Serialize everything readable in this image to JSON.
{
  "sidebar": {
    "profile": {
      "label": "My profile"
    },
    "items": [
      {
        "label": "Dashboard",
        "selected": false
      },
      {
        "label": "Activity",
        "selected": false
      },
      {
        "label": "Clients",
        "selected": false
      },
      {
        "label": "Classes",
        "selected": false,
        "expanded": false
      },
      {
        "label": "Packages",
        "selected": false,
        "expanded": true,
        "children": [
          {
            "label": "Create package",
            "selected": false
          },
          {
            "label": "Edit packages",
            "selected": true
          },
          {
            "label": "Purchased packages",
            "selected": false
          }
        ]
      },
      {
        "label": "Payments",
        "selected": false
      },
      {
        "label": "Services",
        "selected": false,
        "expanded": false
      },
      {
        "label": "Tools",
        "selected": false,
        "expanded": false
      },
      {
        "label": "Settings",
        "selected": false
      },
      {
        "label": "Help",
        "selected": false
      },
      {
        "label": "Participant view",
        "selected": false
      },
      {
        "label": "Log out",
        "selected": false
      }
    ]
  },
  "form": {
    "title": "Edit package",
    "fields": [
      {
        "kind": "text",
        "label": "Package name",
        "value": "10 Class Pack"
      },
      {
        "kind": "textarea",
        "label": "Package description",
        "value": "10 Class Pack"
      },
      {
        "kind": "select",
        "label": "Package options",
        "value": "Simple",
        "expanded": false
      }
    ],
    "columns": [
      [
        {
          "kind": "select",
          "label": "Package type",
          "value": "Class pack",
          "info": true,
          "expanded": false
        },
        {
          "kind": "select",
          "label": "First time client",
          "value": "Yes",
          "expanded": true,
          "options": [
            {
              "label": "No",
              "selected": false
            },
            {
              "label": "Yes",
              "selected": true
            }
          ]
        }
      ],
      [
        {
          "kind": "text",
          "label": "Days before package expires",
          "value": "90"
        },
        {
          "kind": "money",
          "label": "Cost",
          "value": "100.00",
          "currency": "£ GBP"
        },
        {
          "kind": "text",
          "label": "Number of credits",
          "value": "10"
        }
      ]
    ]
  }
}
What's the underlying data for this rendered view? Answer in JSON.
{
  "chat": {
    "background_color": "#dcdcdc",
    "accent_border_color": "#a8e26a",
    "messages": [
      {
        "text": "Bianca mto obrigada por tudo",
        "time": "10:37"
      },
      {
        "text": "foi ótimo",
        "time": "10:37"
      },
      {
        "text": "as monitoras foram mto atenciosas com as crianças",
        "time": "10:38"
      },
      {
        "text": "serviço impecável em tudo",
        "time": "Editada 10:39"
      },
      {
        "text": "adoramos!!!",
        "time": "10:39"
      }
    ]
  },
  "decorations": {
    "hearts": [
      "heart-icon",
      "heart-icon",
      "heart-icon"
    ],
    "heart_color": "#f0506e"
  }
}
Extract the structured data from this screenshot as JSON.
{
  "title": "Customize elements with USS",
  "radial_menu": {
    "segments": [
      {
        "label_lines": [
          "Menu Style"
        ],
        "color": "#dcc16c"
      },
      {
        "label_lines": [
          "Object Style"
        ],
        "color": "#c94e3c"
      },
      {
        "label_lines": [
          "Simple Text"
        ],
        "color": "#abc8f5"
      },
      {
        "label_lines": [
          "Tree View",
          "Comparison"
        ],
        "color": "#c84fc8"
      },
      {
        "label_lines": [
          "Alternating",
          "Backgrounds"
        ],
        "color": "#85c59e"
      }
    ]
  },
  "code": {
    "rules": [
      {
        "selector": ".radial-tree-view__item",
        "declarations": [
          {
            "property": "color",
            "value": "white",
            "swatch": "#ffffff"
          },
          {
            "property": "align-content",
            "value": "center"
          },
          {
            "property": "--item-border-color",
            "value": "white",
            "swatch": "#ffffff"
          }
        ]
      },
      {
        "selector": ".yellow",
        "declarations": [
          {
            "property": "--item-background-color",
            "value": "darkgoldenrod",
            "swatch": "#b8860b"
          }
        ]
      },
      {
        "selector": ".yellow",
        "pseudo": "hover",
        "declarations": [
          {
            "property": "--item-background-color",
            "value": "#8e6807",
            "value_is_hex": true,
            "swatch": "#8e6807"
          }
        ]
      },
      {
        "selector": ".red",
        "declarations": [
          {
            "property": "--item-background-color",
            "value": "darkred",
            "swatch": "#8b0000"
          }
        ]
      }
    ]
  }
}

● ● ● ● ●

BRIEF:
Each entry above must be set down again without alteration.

RESPONSE FOR THIS EXERCISE:
Serialize everything readable in this image to JSON.
{
  "sidebar": {
    "profile": {
      "label": "My profile"
    },
    "items": [
      {
        "label": "Dashboard",
        "selected": false
      },
      {
        "label": "Activity",
        "selected": false
      },
      {
        "label": "Clients",
        "selected": false
      },
      {
        "label": "Classes",
        "selected": false,
        "expanded": false
      },
      {
        "label": "Packages",
        "selected": false,
        "expanded": true,
        "children": [
          {
            "label": "Create package",
            "selected": false
          },
          {
            "label": "Edit packages",
            "selected": true
          },
          {
            "label": "Purchased packages",
            "selected": false
          }
        ]
      },
      {
        "label": "Payments",
        "selected": false
      },
      {
        "label": "Services",
        "selected": false,
        "expanded": false
      },
      {
        "label": "Tools",
        "selected": false,
        "expanded": false
      },
      {
        "label": "Settings",
        "selected": false
      },
      {
        "label": "Help",
        "selected": false
      },
      {
        "label": "Participant view",
        "selected": false
      },
      {
        "label": "Log out",
        "selected": false
      }
    ]
  },
  "form": {
    "title": "Edit package",
    "fields": [
      {
        "kind": "text",
        "label": "Package name",
        "value": "10 Class Pack"
      },
      {
        "kind": "textarea",
        "label": "Package description",
        "value": "10 Class Pack"
      },
      {
        "kind": "select",
        "label": "Package options",
        "value": "Simple",
        "expanded": false
      }
    ],
    "columns": [
      [
        {
          "kind": "select",
          "label": "Package type",
          "value": "Class pack",
          "info": true,
          "expanded": false
        },
        {
          "kind": "select",
          "label": "First time client",
          "value": "Yes",
          "expanded": true,
          "options": [
            {
              "label": "No",
              "selected": false
            },
            {
              "label": "Yes",
              "selected": true
            }
          ]
        }
      ],
      [
        {
          "kind": "text",
          "label": "Days before package expires",
          "value": "90"
        },
        {
          "kind": "money",
          "label": "Cost",
          "value": "100.00",
          "currency": "£ GBP"
        },
        {
          "kind": "text",
          "label": "Number of credits",
          "value": "10"
        }
      ]
    ]
  }
}
What's the underlying data for this rendered view? Answer in JSON.
{
  "chat": {
    "background_color": "#dcdcdc",
    "accent_border_color": "#a8e26a",
    "messages": [
      {
        "text": "Bianca mto obrigada por tudo",
        "time": "10:37"
      },
      {
        "text": "foi ótimo",
        "time": "10:37"
      },
      {
        "text": "as monitoras foram mto atenciosas com as crianças",
        "time": "10:38"
      },
      {
        "text": "serviço impecável em tudo",
        "time": "Editada 10:39"
      },
      {
        "text": "adoramos!!!",
        "time": "10:39"
      }
    ]
  },
  "decorations": {
    "hearts": [
      "heart-icon",
      "heart-icon",
      "heart-icon"
    ],
    "heart_color": "#f0506e"
  }
}
Extract the structured data from this screenshot as JSON.
{
  "title": "Customize elements with USS",
  "radial_menu": {
    "segments": [
      {
        "label_lines": [
          "Menu Style"
        ],
        "color": "#dcc16c"
      },
      {
        "label_lines": [
          "Object Style"
        ],
        "color": "#c94e3c"
      },
      {
        "label_lines": [
          "Simple Text"
        ],
        "color": "#abc8f5"
      },
      {
        "label_lines": [
          "Tree View",
          "Comparison"
        ],
        "color": "#c84fc8"
      },
      {
        "label_lines": [
          "Alternating",
          "Backgrounds"
        ],
        "color": "#85c59e"
      }
    ]
  },
  "code": {
    "rules": [
      {
        "selector": ".radial-tree-view__item",
        "declarations": [
          {
            "property": "color",
            "value": "white",
            "swatch": "#ffffff"
          },
          {
            "property": "align-content",
            "value": "center"
          },
          {
            "property": "--item-border-color",
            "value": "white",
            "swatch": "#ffffff"
          }
        ]
      },
      {
        "selector": ".yellow",
        "declarations": [
          {
            "property": "--item-background-color",
            "value": "darkgoldenrod",
            "swatch": "#b8860b"
          }
        ]
      },
      {
        "selector": ".yellow",
        "pseudo": "hover",
        "declarations": [
          {
            "property": "--item-background-color",
            "value": "#8e6807",
            "value_is_hex": true,
            "swatch": "#8e6807"
          }
        ]
      },
      {
        "selector": ".red",
        "declarations": [
          {
            "property": "--item-background-color",
            "value": "darkred",
            "swatch": "#8b0000"
          }
        ]
      }
    ]
  }
}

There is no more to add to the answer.